(Website and app data records)
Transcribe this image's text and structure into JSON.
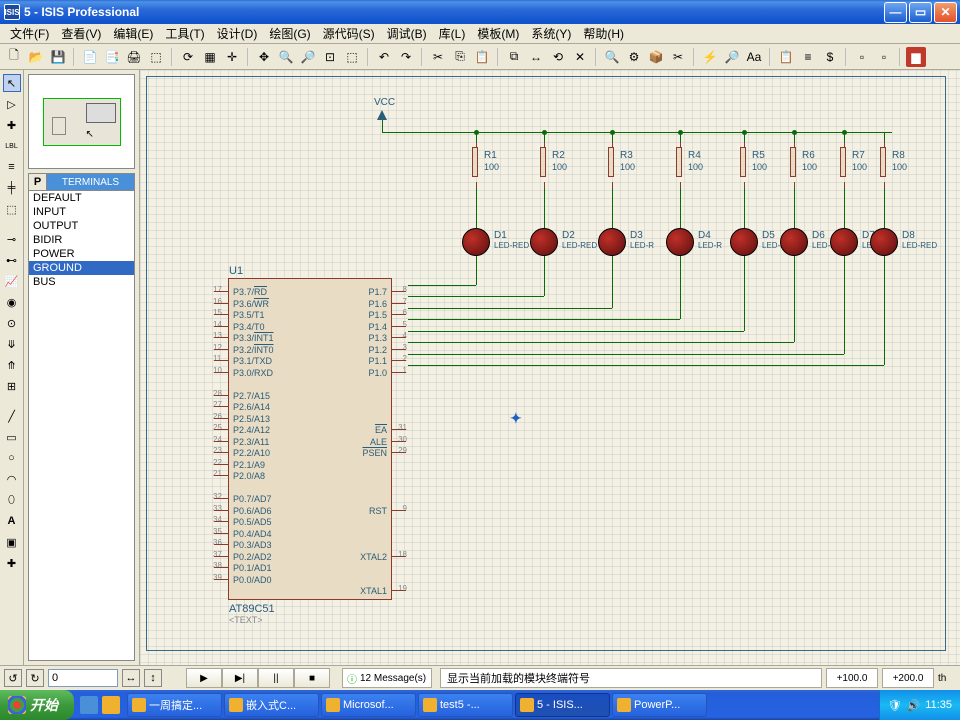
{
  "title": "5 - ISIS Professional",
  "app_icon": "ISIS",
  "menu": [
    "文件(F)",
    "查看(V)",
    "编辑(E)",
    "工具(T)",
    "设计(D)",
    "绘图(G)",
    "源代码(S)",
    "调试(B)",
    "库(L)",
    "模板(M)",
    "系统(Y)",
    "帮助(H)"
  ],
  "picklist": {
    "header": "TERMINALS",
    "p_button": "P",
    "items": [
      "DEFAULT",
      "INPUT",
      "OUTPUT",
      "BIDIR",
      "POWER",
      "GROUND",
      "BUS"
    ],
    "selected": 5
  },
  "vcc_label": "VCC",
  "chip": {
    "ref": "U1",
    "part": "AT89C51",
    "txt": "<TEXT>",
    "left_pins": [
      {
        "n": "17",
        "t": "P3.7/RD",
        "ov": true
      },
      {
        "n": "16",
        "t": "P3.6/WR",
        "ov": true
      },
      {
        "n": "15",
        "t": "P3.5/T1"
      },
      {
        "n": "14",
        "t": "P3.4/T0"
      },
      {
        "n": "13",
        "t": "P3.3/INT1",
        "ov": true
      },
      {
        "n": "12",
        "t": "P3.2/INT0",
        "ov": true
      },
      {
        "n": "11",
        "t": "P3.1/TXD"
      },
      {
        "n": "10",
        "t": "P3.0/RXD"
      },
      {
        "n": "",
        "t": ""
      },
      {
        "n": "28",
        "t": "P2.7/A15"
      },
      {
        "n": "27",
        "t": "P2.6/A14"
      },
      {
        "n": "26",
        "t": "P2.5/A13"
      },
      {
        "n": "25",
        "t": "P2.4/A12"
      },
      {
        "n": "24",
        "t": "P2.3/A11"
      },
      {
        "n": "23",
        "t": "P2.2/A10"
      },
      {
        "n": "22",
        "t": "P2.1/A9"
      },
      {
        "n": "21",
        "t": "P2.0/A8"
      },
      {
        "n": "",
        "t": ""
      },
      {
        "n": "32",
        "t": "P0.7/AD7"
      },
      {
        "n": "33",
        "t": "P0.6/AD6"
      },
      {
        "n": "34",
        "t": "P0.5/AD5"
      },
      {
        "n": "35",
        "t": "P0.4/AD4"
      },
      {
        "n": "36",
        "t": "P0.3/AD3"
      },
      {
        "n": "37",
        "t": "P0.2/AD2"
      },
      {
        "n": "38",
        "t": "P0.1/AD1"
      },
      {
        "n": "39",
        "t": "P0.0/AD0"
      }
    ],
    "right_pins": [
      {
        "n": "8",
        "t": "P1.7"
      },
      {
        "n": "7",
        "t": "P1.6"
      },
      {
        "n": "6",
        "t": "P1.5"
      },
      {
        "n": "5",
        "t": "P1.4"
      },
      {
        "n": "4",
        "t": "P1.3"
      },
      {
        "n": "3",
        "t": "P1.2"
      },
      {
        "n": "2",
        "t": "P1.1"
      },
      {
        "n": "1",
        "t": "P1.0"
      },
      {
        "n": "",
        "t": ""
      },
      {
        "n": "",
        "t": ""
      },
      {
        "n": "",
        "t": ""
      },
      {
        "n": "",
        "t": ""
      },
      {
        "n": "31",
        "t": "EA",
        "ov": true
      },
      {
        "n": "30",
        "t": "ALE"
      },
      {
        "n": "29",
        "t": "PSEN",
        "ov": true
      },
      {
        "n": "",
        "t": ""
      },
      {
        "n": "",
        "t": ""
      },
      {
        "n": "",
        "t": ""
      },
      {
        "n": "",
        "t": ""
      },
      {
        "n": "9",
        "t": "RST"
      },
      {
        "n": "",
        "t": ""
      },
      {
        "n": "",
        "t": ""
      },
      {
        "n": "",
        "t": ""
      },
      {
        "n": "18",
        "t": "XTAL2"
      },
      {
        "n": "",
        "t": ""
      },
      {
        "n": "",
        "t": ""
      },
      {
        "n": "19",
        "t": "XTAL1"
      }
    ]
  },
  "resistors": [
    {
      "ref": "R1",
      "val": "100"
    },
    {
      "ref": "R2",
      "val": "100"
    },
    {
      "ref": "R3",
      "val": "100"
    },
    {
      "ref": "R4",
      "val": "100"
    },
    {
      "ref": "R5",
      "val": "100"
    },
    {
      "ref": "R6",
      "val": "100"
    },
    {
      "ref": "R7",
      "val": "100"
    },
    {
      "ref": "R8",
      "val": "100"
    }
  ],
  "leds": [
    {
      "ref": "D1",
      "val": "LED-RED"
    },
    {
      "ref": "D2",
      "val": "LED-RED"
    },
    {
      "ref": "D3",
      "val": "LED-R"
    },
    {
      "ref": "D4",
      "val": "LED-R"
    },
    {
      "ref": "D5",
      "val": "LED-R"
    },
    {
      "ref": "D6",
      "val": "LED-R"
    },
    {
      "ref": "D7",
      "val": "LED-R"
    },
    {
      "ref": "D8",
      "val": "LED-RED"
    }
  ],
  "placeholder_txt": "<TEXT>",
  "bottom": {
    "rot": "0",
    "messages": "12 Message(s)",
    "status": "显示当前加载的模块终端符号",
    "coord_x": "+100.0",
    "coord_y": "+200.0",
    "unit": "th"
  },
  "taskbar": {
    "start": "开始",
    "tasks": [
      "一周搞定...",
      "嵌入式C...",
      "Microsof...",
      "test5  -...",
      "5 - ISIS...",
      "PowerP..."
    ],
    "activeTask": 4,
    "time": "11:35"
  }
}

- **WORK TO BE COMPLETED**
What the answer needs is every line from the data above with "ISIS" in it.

- **THE COMPLETED TASK**
  "title": "5 - ISIS Professional",
  "app_icon": "ISIS",
      "5 - ISIS...",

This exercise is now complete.